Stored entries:
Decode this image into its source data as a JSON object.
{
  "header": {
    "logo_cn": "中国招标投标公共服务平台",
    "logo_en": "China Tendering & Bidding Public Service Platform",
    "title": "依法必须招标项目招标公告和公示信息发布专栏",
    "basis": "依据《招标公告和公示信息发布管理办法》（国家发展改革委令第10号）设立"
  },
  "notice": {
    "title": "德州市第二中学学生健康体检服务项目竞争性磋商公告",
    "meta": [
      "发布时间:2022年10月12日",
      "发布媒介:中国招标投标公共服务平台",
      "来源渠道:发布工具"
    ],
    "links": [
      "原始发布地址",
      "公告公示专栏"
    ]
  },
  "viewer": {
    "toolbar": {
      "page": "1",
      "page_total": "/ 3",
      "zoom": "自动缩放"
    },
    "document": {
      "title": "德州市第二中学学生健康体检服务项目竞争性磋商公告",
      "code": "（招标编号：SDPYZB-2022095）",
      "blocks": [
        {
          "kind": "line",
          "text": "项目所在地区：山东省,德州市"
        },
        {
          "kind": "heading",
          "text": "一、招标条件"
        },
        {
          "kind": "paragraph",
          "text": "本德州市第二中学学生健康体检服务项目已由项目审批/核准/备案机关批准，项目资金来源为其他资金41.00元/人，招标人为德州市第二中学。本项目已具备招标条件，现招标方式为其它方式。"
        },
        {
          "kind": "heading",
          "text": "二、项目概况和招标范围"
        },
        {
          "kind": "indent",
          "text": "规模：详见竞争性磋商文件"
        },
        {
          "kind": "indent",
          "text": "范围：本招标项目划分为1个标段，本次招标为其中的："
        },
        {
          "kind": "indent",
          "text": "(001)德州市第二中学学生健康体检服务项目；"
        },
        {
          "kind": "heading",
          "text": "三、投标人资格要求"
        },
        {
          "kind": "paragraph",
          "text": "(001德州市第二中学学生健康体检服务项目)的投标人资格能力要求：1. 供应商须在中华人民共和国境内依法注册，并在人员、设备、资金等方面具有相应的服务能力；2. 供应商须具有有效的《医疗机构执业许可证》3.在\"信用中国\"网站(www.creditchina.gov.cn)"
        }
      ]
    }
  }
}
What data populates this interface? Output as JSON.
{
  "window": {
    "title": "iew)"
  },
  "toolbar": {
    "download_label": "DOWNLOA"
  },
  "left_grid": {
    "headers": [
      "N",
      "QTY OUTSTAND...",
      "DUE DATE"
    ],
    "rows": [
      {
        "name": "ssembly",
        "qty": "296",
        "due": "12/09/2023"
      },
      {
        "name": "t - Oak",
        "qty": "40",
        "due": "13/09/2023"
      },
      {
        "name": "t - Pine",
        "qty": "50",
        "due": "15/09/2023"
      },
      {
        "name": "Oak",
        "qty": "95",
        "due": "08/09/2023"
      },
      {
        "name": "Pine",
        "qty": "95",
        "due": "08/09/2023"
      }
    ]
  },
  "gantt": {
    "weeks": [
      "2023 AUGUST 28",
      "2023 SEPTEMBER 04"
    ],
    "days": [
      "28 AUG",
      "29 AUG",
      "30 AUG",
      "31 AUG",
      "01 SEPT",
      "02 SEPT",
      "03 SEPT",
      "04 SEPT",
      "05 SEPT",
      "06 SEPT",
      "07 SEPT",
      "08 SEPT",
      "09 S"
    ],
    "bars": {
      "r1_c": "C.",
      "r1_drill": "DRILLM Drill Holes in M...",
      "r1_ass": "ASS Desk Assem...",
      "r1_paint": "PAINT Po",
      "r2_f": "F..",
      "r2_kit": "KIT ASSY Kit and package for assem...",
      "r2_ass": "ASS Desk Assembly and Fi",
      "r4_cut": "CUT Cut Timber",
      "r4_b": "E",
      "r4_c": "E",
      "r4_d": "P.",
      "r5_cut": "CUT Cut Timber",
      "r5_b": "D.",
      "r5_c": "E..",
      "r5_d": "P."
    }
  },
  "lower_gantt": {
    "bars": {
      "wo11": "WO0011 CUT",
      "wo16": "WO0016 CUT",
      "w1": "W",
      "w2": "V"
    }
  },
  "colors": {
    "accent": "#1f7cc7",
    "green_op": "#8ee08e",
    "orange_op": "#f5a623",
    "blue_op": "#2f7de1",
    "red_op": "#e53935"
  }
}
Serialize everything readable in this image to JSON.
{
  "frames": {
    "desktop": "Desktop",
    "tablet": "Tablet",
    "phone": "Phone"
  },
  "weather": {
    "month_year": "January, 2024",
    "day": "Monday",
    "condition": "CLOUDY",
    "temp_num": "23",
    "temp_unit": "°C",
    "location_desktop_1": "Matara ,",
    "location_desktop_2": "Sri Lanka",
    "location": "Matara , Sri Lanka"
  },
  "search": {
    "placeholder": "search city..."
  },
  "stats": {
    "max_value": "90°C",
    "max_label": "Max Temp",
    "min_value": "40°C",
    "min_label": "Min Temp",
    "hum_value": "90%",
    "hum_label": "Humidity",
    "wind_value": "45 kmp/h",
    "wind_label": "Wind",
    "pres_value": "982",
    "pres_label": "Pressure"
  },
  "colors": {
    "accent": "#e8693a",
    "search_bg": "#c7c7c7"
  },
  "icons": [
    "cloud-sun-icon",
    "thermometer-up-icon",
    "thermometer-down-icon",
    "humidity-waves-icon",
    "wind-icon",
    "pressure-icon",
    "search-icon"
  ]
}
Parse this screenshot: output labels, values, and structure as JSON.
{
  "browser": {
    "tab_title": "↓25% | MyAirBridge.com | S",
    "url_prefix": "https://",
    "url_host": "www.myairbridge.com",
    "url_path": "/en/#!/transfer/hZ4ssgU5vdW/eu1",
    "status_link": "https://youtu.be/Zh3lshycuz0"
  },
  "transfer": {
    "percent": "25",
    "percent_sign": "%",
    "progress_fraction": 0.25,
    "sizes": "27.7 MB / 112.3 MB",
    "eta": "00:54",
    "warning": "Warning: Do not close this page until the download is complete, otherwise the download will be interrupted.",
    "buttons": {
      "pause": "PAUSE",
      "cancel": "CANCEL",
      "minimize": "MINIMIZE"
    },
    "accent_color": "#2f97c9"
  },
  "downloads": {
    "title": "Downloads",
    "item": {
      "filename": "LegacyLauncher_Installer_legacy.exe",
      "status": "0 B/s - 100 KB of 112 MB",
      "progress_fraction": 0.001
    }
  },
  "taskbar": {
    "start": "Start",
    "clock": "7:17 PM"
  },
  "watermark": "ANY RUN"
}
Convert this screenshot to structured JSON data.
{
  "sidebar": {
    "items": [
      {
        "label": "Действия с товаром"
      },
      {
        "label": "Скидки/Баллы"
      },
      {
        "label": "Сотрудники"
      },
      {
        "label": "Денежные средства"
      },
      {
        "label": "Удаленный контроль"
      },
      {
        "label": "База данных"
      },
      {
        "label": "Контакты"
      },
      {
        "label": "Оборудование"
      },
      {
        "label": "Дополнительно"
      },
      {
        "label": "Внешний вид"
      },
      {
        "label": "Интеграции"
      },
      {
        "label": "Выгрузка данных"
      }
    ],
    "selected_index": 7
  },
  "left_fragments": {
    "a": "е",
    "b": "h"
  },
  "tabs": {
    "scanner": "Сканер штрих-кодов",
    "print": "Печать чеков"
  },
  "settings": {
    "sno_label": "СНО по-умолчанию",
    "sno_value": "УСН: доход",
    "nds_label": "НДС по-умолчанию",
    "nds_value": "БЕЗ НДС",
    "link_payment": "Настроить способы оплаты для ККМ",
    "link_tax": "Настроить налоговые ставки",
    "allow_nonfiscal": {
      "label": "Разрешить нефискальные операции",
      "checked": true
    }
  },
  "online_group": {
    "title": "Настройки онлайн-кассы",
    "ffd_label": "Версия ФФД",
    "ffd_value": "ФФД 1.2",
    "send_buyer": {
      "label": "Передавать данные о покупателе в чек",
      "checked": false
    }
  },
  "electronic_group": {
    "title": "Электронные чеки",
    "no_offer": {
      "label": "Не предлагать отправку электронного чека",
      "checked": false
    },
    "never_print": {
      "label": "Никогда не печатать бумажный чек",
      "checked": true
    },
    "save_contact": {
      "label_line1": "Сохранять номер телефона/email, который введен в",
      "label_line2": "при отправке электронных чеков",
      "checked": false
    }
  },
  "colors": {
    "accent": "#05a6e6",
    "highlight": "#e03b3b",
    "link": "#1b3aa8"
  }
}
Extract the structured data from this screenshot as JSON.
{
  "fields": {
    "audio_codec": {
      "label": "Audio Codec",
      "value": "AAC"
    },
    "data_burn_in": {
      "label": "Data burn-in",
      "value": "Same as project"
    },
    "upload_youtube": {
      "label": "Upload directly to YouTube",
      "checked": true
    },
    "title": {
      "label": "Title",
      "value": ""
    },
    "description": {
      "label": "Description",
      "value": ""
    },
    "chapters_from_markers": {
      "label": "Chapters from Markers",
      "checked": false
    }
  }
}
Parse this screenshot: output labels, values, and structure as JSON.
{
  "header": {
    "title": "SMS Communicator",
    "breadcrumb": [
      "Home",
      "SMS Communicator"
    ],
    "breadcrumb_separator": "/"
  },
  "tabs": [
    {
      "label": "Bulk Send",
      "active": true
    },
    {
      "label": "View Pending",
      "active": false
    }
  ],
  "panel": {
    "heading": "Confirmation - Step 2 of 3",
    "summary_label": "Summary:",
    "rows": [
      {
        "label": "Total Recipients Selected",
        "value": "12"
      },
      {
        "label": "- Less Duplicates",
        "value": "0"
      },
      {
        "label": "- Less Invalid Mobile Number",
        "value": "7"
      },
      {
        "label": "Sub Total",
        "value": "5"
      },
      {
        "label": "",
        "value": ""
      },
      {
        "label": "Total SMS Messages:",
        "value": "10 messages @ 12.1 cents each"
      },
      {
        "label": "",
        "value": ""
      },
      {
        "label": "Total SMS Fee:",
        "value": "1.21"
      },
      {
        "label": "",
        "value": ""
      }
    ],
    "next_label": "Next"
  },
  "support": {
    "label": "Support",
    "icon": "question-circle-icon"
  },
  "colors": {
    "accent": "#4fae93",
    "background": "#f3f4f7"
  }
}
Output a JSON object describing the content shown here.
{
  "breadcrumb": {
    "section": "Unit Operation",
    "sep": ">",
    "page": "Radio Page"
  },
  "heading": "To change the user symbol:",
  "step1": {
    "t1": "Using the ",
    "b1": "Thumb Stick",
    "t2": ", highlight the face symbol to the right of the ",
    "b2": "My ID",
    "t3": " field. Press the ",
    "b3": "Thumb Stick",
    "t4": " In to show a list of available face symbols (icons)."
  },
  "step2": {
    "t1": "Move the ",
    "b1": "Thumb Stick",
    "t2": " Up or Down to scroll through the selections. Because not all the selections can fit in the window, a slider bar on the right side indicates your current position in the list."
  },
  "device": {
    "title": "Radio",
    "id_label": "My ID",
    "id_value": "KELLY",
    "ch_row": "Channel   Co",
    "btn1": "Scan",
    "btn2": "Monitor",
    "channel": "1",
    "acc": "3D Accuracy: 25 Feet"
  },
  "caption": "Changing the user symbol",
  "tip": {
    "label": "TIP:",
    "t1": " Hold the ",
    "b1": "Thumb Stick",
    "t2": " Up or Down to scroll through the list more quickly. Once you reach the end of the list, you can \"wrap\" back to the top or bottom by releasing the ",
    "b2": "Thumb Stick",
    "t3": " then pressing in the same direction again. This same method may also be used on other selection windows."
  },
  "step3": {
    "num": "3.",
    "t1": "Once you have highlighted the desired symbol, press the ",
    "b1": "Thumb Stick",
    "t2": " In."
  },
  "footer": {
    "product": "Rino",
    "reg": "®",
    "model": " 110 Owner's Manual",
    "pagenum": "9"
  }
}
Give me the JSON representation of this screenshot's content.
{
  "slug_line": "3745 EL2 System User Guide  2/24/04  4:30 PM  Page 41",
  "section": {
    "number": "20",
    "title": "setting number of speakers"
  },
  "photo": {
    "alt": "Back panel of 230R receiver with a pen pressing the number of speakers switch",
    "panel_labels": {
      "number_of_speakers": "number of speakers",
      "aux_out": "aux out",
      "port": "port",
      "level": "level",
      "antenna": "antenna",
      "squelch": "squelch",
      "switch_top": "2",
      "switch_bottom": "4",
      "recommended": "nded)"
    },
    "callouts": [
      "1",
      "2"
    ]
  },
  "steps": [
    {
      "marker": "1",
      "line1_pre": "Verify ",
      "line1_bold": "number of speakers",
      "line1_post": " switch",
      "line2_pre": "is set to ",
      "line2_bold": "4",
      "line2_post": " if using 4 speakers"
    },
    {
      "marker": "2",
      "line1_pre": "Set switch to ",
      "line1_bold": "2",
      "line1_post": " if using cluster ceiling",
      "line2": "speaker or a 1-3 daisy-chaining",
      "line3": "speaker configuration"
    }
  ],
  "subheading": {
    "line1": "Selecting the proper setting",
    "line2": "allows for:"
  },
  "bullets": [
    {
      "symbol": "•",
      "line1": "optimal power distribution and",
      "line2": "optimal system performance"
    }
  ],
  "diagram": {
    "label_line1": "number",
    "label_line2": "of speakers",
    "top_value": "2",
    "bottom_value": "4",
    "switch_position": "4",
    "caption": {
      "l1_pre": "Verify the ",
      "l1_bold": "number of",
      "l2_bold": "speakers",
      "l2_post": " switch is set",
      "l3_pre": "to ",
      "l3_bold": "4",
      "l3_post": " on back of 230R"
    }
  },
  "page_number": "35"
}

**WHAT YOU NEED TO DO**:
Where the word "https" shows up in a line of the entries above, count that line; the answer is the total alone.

**RESULT FOR THIS EXERCISE**:
2